WASHINGTON – The growth of Maryland’s prison population dropped sharply last year, but still grew at almost three times the national average for state prisons, according to statistics released by the Justice Department this week.
The Bureau of Justice Statistics said state prison populations nationwide grew by 0.4 percent from July 1, 2000, to June 30, 2001, the slowest rate of growth in 28 years.
Maryland’s prison population grew 1.1 percent during the same period, rising to 23,970 inmates on June 30. Maryland officials said that, as of Friday, the state’s prisons had 23,730 inmates in a system designed to hold 15,500 prisoners.
The growth rate was down from 1.5 percent nationally during the previous 12-month period, and 2.8 percent for Maryland in the same period.
The figures include prisoners in custody and those being held outside prison facilities while under the legal authority of a prison system.
A spokesman for the Maryland Department of Public Safety and Correctional Services did not dispute the prison growth numbers — and was not particularly concerned by them.
“Every state will be up at times and down at times,” said Leonard A. Sipes Jr., the spokesman. “We don’t look at Justice data in terms of rates rising or dropping.”
Sipes said the higher-than-average rate of increase in Maryland’s prison population could be attributed to the state’s tough stance on crime.
“We’re putting more violent criminals in prison, and we’re keeping them longer,” he said.
Sipes said that Maryland state prisoners serve 66 months on average and that the number of “lifers,” with or without parole, increased 65 percent during the 1990s, to 2,129 inmates.
The report supported Sipes’ claim that Maryland inmates are being held longer. While the number of inmates released from state prisons increased nationally by 8.4 percent between 1998 and 2000, the number in Maryland fell 4.7 percent in the same period, from 10,492 inmates in 1998 to 10,004 in 2000.
The report said the rise in inmate releases was a major factor behind “the dramatic slowdown in the rate of growth in state prison populations.”
Maryland also had more state prisoners per capita than the national average, according to the report. It said 432 of every 100,000 Maryland residents were serving a state prison sentence of more than one year, compared to 426 per 100,000 nationally.
Sipes said the Maryland incarceration rate of 432 persons per 100,000 residents was “the traditional rate” for the state. He said it is the 17th- highest rate of incarceration in the nation, according to the most recent Justice Department statistics.

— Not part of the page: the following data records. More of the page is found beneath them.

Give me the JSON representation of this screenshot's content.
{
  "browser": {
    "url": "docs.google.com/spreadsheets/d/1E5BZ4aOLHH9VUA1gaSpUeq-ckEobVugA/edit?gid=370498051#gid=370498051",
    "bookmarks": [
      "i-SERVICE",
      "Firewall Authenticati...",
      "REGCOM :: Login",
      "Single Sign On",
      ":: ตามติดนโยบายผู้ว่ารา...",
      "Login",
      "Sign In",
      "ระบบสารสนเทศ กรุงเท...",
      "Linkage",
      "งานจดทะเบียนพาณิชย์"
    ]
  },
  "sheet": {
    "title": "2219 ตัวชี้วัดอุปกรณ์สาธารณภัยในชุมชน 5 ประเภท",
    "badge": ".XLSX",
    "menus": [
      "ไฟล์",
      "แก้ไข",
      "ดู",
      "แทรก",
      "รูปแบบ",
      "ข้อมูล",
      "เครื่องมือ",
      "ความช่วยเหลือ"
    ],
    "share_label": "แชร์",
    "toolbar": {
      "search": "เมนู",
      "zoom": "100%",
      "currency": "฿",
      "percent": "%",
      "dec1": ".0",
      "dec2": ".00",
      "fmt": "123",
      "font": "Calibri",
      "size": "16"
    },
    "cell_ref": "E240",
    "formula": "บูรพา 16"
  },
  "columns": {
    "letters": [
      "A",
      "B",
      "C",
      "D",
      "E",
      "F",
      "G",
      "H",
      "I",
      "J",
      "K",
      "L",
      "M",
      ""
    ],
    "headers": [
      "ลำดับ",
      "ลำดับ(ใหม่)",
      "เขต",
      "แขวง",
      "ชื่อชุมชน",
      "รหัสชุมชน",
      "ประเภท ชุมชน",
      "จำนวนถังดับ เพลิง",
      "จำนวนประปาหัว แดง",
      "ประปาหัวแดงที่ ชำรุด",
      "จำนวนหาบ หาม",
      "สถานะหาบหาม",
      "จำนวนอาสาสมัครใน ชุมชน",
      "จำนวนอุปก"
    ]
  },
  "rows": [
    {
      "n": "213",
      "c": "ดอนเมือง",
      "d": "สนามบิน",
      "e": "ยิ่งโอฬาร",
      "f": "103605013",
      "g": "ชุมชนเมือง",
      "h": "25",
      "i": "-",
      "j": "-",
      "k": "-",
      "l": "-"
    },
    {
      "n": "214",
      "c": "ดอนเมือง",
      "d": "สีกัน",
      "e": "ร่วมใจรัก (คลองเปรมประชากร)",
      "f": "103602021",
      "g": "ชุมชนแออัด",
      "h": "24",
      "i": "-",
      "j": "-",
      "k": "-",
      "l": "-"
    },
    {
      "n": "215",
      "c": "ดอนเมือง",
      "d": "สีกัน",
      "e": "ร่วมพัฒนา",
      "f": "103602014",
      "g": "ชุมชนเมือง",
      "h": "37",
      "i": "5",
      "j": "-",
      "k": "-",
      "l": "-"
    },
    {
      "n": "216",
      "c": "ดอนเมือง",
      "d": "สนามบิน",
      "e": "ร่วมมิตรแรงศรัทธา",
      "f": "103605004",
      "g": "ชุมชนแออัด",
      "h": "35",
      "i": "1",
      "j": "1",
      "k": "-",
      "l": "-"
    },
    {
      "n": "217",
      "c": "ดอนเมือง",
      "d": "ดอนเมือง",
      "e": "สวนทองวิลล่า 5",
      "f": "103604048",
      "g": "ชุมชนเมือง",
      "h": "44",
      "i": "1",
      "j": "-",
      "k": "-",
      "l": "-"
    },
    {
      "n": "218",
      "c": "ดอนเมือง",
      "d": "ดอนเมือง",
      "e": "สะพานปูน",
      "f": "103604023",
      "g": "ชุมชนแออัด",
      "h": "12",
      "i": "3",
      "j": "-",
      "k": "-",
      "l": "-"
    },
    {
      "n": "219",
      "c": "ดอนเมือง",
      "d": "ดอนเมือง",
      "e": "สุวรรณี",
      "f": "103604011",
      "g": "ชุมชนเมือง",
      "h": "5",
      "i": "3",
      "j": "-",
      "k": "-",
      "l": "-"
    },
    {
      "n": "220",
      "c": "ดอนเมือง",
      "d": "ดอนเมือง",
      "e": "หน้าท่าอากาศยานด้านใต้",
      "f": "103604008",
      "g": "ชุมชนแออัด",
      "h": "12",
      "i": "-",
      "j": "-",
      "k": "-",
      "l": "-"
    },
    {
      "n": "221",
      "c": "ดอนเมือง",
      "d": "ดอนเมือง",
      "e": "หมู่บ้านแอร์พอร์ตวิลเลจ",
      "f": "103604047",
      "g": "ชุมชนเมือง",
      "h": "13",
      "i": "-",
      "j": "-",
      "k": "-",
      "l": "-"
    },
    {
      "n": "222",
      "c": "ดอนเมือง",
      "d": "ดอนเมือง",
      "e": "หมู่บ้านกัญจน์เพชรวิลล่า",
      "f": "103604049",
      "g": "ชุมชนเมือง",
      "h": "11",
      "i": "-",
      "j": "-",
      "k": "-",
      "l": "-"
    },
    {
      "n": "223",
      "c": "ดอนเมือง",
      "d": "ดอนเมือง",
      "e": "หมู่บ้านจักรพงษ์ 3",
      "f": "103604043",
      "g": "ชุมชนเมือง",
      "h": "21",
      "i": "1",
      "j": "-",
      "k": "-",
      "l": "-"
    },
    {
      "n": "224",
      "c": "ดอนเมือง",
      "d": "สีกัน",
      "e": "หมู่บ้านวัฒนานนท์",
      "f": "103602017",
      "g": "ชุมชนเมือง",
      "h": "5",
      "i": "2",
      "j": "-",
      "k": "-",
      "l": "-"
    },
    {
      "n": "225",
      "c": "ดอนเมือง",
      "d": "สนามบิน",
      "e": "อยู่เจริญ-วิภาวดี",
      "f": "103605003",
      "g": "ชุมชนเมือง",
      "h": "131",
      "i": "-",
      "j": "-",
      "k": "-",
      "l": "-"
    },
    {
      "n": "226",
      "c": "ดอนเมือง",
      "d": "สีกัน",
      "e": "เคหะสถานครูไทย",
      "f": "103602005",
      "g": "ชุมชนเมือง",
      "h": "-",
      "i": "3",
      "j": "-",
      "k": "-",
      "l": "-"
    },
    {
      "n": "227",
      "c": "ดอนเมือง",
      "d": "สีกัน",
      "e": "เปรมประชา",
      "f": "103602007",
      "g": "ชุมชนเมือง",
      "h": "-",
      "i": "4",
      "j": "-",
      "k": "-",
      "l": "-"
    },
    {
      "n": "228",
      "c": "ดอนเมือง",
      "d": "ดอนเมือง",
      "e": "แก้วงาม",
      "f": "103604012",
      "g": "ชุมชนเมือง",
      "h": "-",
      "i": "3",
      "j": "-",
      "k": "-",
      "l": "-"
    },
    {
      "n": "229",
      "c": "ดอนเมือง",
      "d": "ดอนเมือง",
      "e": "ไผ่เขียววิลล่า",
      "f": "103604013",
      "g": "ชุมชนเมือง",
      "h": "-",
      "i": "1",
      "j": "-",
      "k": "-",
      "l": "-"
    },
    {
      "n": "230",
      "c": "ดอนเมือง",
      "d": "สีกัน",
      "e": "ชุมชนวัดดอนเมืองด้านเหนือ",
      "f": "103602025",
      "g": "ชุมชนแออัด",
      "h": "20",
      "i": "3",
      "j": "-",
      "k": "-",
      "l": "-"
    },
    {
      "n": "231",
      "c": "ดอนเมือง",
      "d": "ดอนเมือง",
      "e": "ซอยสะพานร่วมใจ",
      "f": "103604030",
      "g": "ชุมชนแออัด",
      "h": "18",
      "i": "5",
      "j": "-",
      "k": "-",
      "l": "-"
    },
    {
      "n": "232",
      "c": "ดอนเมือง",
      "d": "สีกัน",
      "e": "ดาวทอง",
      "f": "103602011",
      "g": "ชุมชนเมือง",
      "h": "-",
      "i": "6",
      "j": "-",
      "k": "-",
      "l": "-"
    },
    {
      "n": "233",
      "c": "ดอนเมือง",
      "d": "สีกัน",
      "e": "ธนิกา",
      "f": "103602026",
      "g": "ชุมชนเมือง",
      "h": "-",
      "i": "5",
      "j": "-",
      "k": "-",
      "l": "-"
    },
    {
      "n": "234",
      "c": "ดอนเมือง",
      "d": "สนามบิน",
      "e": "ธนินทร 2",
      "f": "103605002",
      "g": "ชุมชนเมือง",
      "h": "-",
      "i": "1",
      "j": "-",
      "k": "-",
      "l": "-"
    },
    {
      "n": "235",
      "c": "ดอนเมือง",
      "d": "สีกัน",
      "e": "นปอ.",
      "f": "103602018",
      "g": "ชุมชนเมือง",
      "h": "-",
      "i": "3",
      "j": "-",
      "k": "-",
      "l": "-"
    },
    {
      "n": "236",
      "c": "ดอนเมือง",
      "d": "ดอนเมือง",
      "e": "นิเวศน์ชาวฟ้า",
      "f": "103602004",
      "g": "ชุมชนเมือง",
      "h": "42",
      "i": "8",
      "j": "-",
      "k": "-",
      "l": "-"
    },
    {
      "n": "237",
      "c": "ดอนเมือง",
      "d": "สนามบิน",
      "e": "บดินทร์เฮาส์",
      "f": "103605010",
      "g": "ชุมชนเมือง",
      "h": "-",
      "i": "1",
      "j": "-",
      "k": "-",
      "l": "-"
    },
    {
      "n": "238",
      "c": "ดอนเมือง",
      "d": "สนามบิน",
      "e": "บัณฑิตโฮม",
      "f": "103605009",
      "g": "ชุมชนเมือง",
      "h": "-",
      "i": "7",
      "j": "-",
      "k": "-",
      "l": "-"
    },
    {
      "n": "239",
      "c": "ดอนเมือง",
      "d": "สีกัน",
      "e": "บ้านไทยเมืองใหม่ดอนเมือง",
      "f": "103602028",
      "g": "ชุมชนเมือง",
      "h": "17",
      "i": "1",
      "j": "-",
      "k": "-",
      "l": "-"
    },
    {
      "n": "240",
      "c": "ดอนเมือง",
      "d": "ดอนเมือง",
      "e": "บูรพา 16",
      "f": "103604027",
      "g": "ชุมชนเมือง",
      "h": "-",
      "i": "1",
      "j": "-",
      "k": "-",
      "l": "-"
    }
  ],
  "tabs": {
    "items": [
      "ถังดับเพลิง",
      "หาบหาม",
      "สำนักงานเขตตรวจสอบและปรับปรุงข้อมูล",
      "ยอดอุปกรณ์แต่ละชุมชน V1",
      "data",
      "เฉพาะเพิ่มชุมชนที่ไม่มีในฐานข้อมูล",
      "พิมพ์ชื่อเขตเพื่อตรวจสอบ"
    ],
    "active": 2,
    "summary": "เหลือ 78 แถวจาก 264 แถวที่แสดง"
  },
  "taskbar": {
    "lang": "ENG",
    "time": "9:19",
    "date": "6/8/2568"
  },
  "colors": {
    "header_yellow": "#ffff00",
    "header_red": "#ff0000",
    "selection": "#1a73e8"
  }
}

A spokesman for the Governors’ office of Crime Control and Prevention referred calls for comment on the prison statistics to Sipes. A spokesman for the Attorney General’s office did not return two phone calls.